Imported by the Rare Wine Co. Alcohol 11.0-14.0%. This had a floral, woodsy nose. There were mouthfilling flavors of dried fruits and old-school flavors on the tongue-tip. It became drier towards the finish where it showed some funk and attractive grip. It eventually took on some weight before the persistent aftertaste. Will last but a bit polarizing in flavor. *** Now-2019.
1964 La Rioja Alta, Gran Reserva 904
Imported by the Rare Wine Co. Alcohol 11.0-14.0%. The nose initially bore ample aromas of metal and minerals but this morphed into attractive cedar and earth. There were red fruits in the mouth which were clean and matched by its pure acidity driven nature. There was a puckering, citric acidity aspect. There were cherry flavors, a drier texture, and tannins in the end. It took an hour to open up but did so very well. Thanks to Darryl for the picture. **** Now-2022.
1970 Bodegas Riojanas, Vina Albina, Gran Reserva
Imported by T Elenteny Imports. Alcohol 11.0-14.0%. The nose revealed a little wood followed by roast. In the mouth were tangy flavors of red fruit that had citric notes. The flavors were still concentrated and almost chewy. There were wood box notes and an attractive salty quality at the end. This old red had a persistent aftertaste. Good wine. **** Now-2024.
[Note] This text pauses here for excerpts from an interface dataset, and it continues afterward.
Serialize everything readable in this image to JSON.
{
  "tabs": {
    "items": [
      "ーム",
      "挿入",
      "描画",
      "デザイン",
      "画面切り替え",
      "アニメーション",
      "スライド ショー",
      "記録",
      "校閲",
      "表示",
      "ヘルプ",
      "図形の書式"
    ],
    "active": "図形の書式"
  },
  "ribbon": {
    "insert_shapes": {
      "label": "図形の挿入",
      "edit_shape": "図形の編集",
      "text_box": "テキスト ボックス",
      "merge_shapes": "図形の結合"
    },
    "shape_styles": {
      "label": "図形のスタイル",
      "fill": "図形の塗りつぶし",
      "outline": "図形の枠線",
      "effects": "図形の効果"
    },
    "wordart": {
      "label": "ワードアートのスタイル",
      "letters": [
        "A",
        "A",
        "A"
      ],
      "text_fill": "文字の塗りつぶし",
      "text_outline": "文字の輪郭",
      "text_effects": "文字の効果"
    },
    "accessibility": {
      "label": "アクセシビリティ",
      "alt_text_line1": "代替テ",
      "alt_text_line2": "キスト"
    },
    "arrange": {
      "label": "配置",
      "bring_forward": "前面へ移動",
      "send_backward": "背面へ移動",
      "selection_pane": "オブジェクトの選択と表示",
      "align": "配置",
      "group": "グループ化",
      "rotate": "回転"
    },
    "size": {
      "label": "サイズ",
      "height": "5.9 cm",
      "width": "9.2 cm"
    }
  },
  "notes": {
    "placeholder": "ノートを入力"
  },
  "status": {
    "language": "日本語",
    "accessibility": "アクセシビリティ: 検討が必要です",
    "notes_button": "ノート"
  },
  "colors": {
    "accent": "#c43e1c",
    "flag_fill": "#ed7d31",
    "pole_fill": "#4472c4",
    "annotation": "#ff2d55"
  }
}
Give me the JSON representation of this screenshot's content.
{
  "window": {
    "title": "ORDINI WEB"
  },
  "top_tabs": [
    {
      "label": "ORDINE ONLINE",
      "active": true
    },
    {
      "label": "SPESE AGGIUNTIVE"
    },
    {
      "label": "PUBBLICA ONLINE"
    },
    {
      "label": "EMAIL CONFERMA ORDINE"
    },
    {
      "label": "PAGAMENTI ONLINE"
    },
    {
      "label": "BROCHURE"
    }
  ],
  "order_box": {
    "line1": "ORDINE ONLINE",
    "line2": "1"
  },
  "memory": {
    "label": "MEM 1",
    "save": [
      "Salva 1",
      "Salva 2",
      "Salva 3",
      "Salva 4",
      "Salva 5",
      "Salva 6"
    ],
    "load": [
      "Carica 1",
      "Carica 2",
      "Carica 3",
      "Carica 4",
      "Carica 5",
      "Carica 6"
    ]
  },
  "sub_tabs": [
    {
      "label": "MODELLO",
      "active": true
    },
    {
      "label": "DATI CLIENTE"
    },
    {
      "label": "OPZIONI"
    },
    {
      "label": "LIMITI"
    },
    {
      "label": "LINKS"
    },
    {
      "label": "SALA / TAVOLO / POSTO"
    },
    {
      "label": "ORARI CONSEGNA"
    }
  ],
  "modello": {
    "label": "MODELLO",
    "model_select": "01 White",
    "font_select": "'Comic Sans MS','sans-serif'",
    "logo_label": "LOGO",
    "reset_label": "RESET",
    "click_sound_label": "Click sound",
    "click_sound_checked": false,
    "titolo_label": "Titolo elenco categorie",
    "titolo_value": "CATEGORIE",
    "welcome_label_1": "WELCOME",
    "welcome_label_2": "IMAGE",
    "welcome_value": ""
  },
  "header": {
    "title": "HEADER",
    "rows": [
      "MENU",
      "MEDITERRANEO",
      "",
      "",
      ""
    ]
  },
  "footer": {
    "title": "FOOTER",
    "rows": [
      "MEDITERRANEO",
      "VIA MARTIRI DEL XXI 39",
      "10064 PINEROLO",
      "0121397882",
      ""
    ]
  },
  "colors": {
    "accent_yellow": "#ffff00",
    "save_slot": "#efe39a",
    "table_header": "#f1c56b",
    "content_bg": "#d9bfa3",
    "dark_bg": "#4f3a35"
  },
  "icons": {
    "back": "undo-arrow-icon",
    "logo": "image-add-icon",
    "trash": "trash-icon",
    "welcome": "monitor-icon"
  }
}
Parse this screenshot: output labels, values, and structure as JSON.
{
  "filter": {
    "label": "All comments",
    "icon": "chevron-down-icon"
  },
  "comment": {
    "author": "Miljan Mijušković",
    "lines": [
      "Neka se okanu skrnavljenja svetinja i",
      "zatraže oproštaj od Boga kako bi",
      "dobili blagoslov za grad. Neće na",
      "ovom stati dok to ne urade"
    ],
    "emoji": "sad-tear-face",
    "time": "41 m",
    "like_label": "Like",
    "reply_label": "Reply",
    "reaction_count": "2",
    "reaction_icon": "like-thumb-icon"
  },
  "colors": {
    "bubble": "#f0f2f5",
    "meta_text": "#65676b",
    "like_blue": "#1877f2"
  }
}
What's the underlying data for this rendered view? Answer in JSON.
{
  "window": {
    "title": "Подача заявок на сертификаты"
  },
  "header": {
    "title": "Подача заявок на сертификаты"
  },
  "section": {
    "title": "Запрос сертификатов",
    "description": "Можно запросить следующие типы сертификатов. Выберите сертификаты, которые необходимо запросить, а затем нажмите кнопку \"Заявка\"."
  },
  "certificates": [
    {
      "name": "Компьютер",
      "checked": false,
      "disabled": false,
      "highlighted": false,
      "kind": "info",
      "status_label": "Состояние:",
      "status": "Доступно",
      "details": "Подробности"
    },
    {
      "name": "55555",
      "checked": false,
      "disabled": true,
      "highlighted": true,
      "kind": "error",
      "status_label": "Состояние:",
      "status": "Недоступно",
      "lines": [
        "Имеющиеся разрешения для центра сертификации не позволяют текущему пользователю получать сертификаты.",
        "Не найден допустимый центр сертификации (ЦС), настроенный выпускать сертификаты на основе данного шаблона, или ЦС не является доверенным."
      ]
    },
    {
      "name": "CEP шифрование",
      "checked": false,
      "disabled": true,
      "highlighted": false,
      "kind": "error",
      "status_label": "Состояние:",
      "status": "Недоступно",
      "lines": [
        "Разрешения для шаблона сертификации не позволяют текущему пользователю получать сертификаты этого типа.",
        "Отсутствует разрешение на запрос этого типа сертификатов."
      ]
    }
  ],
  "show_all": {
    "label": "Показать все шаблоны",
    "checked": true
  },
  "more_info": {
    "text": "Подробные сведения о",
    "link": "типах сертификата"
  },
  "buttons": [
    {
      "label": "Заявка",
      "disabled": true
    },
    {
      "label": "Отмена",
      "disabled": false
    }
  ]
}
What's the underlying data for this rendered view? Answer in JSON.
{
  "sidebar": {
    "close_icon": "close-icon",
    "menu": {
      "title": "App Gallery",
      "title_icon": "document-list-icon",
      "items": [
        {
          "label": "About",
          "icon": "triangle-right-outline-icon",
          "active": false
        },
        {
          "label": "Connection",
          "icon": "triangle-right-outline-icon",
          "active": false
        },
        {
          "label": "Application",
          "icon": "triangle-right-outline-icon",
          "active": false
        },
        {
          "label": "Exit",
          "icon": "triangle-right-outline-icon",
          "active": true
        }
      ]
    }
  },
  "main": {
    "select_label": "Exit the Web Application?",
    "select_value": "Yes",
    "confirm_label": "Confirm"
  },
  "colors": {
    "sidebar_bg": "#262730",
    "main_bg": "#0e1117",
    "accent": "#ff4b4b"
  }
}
1986 Chateau Cos d’Estournel, Saint-Estephe
Imported by Ginday Imports LTD. Alcohol 12.5%. This young wine had lovely red cherry fruit which was gorgeously integrated with mature flavors in the middle. This clearly needs more time as the citric tannins were surrounded by the flavor. It was very persistent in the aftertaste. ***(*) 2019-2029.
1998 Artadi, Vina el Pison, Rioja
This wine is 100% Tempranillo sourced from a parcel planted in 1945. It was aged 18-24 months in French oak. Alcohol 13.5%. This remained tight with aromas of Big Red cinnamon spice. In the mouth were citric red fruit flavors that became linear. It remained very tight with hard red cherry flavors followed by a brighter, mildly puckering finish. I could work out some ripe strawberry notes by extensively working the wine in my mouth. **(*) 2019-2029+.
1967 Barros, Colheita, Port
Imported by Aidil Wines and Liquors. Alcohol 20%. This was surprisingly powerful and youthful with nice residual sugar, almonds with air, and old wood. It had some thickness to it. **** Now-2039.
1940 H.M. Borges, Reserva Solera, Sweet, Madeira
Imported by the Rare Wine Co. Alcohol 19.5%. The nose had the attractive sweaty tangy aromas I have come to love. It was youthful with vibrant flavors on the sides of the tongue, good texture throughout, and a spicy aspect. A lovely wine. **** Now-2059.